(Dataset rows describing interfaces)
○ ○ ○ ○
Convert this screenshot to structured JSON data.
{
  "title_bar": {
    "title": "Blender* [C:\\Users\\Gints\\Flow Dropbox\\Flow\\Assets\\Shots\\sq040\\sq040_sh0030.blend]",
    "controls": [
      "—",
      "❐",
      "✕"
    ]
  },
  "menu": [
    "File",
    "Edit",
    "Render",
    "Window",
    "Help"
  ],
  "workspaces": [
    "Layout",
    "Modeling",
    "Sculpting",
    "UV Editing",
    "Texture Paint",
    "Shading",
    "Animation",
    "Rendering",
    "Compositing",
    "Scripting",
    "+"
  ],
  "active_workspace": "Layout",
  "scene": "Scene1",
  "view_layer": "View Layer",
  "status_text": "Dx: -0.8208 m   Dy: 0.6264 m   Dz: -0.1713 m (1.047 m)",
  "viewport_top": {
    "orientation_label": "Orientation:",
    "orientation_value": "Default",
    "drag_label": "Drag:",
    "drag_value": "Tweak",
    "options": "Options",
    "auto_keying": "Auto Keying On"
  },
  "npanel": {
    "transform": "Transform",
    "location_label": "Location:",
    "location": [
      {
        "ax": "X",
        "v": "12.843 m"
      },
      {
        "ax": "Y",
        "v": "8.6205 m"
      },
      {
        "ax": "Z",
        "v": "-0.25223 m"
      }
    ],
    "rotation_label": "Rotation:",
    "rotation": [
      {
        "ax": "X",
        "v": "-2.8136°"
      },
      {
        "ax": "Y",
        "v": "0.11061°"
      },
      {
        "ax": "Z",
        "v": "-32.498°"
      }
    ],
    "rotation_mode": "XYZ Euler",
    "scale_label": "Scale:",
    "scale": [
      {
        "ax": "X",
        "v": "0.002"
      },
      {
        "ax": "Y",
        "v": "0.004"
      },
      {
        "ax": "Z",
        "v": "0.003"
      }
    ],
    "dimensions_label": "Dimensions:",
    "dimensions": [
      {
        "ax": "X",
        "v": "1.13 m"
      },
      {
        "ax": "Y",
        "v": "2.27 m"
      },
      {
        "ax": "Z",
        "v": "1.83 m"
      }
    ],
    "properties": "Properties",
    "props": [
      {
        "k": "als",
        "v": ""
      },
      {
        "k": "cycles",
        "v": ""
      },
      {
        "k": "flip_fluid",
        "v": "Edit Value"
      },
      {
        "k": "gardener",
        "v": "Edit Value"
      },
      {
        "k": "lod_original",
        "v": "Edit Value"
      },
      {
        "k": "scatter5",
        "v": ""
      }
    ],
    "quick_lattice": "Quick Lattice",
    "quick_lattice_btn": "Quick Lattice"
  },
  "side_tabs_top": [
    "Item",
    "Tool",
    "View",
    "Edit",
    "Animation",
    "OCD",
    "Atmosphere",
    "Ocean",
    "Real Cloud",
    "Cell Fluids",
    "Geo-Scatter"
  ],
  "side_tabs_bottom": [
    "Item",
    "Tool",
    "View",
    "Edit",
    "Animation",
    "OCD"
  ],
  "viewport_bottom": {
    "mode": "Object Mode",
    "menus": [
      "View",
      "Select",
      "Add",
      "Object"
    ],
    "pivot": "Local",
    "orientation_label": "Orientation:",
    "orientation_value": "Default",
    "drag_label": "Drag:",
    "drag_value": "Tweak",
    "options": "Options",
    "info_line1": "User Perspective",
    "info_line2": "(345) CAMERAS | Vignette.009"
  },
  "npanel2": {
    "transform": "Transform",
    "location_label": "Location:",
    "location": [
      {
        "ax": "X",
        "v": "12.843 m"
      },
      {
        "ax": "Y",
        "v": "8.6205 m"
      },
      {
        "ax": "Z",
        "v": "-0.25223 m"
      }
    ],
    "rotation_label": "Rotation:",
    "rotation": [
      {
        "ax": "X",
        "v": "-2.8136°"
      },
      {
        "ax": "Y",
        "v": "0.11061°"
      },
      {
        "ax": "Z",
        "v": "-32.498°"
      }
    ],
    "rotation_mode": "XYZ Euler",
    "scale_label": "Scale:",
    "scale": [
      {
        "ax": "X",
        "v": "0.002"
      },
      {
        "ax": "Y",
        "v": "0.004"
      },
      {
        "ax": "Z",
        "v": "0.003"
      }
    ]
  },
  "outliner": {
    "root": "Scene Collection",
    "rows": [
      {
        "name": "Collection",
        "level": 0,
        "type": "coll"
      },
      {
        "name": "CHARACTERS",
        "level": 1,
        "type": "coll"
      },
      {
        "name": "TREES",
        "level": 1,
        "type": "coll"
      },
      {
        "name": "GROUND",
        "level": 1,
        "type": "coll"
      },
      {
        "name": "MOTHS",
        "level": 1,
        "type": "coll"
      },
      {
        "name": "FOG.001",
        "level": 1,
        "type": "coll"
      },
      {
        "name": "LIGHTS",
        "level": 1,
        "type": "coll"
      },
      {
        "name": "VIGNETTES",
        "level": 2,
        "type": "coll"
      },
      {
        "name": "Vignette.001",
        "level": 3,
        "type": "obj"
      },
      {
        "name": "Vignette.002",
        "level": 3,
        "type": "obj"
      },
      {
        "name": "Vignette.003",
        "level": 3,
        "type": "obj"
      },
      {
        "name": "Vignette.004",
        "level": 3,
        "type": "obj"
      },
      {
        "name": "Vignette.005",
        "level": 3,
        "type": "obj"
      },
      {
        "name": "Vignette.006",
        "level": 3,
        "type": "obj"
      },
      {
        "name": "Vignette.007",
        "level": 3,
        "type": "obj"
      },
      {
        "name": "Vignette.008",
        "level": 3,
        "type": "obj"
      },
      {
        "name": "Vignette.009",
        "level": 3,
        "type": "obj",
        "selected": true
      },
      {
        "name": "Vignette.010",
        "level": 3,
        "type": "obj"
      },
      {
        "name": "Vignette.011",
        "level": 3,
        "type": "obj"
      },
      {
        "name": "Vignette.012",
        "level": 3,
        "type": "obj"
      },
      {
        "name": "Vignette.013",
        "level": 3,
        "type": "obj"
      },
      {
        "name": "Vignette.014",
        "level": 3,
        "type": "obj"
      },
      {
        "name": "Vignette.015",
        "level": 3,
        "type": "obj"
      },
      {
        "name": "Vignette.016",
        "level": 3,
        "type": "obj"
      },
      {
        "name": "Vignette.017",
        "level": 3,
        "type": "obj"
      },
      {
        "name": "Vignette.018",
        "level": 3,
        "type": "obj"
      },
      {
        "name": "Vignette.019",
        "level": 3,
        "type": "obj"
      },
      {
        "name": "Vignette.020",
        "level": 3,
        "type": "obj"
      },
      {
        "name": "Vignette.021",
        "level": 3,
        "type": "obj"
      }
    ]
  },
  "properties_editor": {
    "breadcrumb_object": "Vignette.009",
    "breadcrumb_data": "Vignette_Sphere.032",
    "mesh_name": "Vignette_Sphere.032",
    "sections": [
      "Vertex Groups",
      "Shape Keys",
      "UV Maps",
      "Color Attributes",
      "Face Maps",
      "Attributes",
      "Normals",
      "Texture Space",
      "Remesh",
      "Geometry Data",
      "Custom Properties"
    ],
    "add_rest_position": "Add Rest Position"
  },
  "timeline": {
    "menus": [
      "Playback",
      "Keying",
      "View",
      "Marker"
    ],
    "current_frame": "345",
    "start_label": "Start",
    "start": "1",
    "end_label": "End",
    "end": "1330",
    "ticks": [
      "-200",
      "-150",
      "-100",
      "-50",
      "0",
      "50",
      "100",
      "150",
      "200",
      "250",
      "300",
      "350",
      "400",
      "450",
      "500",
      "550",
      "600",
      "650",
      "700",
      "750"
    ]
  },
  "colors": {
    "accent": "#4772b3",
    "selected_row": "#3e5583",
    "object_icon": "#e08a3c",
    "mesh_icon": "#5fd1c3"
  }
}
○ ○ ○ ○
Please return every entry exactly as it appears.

Convert this screenshot to structured JSON data.
{
  "title_bar": {
    "title": "Blender* [C:\\Users\\Gints\\Flow Dropbox\\Flow\\Assets\\Shots\\sq040\\sq040_sh0030.blend]",
    "controls": [
      "—",
      "❐",
      "✕"
    ]
  },
  "menu": [
    "File",
    "Edit",
    "Render",
    "Window",
    "Help"
  ],
  "workspaces": [
    "Layout",
    "Modeling",
    "Sculpting",
    "UV Editing",
    "Texture Paint",
    "Shading",
    "Animation",
    "Rendering",
    "Compositing",
    "Scripting",
    "+"
  ],
  "active_workspace": "Layout",
  "scene": "Scene1",
  "view_layer": "View Layer",
  "status_text": "Dx: -0.8208 m   Dy: 0.6264 m   Dz: -0.1713 m (1.047 m)",
  "viewport_top": {
    "orientation_label": "Orientation:",
    "orientation_value": "Default",
    "drag_label": "Drag:",
    "drag_value": "Tweak",
    "options": "Options",
    "auto_keying": "Auto Keying On"
  },
  "npanel": {
    "transform": "Transform",
    "location_label": "Location:",
    "location": [
      {
        "ax": "X",
        "v": "12.843 m"
      },
      {
        "ax": "Y",
        "v": "8.6205 m"
      },
      {
        "ax": "Z",
        "v": "-0.25223 m"
      }
    ],
    "rotation_label": "Rotation:",
    "rotation": [
      {
        "ax": "X",
        "v": "-2.8136°"
      },
      {
        "ax": "Y",
        "v": "0.11061°"
      },
      {
        "ax": "Z",
        "v": "-32.498°"
      }
    ],
    "rotation_mode": "XYZ Euler",
    "scale_label": "Scale:",
    "scale": [
      {
        "ax": "X",
        "v": "0.002"
      },
      {
        "ax": "Y",
        "v": "0.004"
      },
      {
        "ax": "Z",
        "v": "0.003"
      }
    ],
    "dimensions_label": "Dimensions:",
    "dimensions": [
      {
        "ax": "X",
        "v": "1.13 m"
      },
      {
        "ax": "Y",
        "v": "2.27 m"
      },
      {
        "ax": "Z",
        "v": "1.83 m"
      }
    ],
    "properties": "Properties",
    "props": [
      {
        "k": "als",
        "v": ""
      },
      {
        "k": "cycles",
        "v": ""
      },
      {
        "k": "flip_fluid",
        "v": "Edit Value"
      },
      {
        "k": "gardener",
        "v": "Edit Value"
      },
      {
        "k": "lod_original",
        "v": "Edit Value"
      },
      {
        "k": "scatter5",
        "v": ""
      }
    ],
    "quick_lattice": "Quick Lattice",
    "quick_lattice_btn": "Quick Lattice"
  },
  "side_tabs_top": [
    "Item",
    "Tool",
    "View",
    "Edit",
    "Animation",
    "OCD",
    "Atmosphere",
    "Ocean",
    "Real Cloud",
    "Cell Fluids",
    "Geo-Scatter"
  ],
  "side_tabs_bottom": [
    "Item",
    "Tool",
    "View",
    "Edit",
    "Animation",
    "OCD"
  ],
  "viewport_bottom": {
    "mode": "Object Mode",
    "menus": [
      "View",
      "Select",
      "Add",
      "Object"
    ],
    "pivot": "Local",
    "orientation_label": "Orientation:",
    "orientation_value": "Default",
    "drag_label": "Drag:",
    "drag_value": "Tweak",
    "options": "Options",
    "info_line1": "User Perspective",
    "info_line2": "(345) CAMERAS | Vignette.009"
  },
  "npanel2": {
    "transform": "Transform",
    "location_label": "Location:",
    "location": [
      {
        "ax": "X",
        "v": "12.843 m"
      },
      {
        "ax": "Y",
        "v": "8.6205 m"
      },
      {
        "ax": "Z",
        "v": "-0.25223 m"
      }
    ],
    "rotation_label": "Rotation:",
    "rotation": [
      {
        "ax": "X",
        "v": "-2.8136°"
      },
      {
        "ax": "Y",
        "v": "0.11061°"
      },
      {
        "ax": "Z",
        "v": "-32.498°"
      }
    ],
    "rotation_mode": "XYZ Euler",
    "scale_label": "Scale:",
    "scale": [
      {
        "ax": "X",
        "v": "0.002"
      },
      {
        "ax": "Y",
        "v": "0.004"
      },
      {
        "ax": "Z",
        "v": "0.003"
      }
    ]
  },
  "outliner": {
    "root": "Scene Collection",
    "rows": [
      {
        "name": "Collection",
        "level": 0,
        "type": "coll"
      },
      {
        "name": "CHARACTERS",
        "level": 1,
        "type": "coll"
      },
      {
        "name": "TREES",
        "level": 1,
        "type": "coll"
      },
      {
        "name": "GROUND",
        "level": 1,
        "type": "coll"
      },
      {
        "name": "MOTHS",
        "level": 1,
        "type": "coll"
      },
      {
        "name": "FOG.001",
        "level": 1,
        "type": "coll"
      },
      {
        "name": "LIGHTS",
        "level": 1,
        "type": "coll"
      },
      {
        "name": "VIGNETTES",
        "level": 2,
        "type": "coll"
      },
      {
        "name": "Vignette.001",
        "level": 3,
        "type": "obj"
      },
      {
        "name": "Vignette.002",
        "level": 3,
        "type": "obj"
      },
      {
        "name": "Vignette.003",
        "level": 3,
        "type": "obj"
      },
      {
        "name": "Vignette.004",
        "level": 3,
        "type": "obj"
      },
      {
        "name": "Vignette.005",
        "level": 3,
        "type": "obj"
      },
      {
        "name": "Vignette.006",
        "level": 3,
        "type": "obj"
      },
      {
        "name": "Vignette.007",
        "level": 3,
        "type": "obj"
      },
      {
        "name": "Vignette.008",
        "level": 3,
        "type": "obj"
      },
      {
        "name": "Vignette.009",
        "level": 3,
        "type": "obj",
        "selected": true
      },
      {
        "name": "Vignette.010",
        "level": 3,
        "type": "obj"
      },
      {
        "name": "Vignette.011",
        "level": 3,
        "type": "obj"
      },
      {
        "name": "Vignette.012",
        "level": 3,
        "type": "obj"
      },
      {
        "name": "Vignette.013",
        "level": 3,
        "type": "obj"
      },
      {
        "name": "Vignette.014",
        "level": 3,
        "type": "obj"
      },
      {
        "name": "Vignette.015",
        "level": 3,
        "type": "obj"
      },
      {
        "name": "Vignette.016",
        "level": 3,
        "type": "obj"
      },
      {
        "name": "Vignette.017",
        "level": 3,
        "type": "obj"
      },
      {
        "name": "Vignette.018",
        "level": 3,
        "type": "obj"
      },
      {
        "name": "Vignette.019",
        "level": 3,
        "type": "obj"
      },
      {
        "name": "Vignette.020",
        "level": 3,
        "type": "obj"
      },
      {
        "name": "Vignette.021",
        "level": 3,
        "type": "obj"
      }
    ]
  },
  "properties_editor": {
    "breadcrumb_object": "Vignette.009",
    "breadcrumb_data": "Vignette_Sphere.032",
    "mesh_name": "Vignette_Sphere.032",
    "sections": [
      "Vertex Groups",
      "Shape Keys",
      "UV Maps",
      "Color Attributes",
      "Face Maps",
      "Attributes",
      "Normals",
      "Texture Space",
      "Remesh",
      "Geometry Data",
      "Custom Properties"
    ],
    "add_rest_position": "Add Rest Position"
  },
  "timeline": {
    "menus": [
      "Playback",
      "Keying",
      "View",
      "Marker"
    ],
    "current_frame": "345",
    "start_label": "Start",
    "start": "1",
    "end_label": "End",
    "end": "1330",
    "ticks": [
      "-200",
      "-150",
      "-100",
      "-50",
      "0",
      "50",
      "100",
      "150",
      "200",
      "250",
      "300",
      "350",
      "400",
      "450",
      "500",
      "550",
      "600",
      "650",
      "700",
      "750"
    ]
  },
  "colors": {
    "accent": "#4772b3",
    "selected_row": "#3e5583",
    "object_icon": "#e08a3c",
    "mesh_icon": "#5fd1c3"
  }
}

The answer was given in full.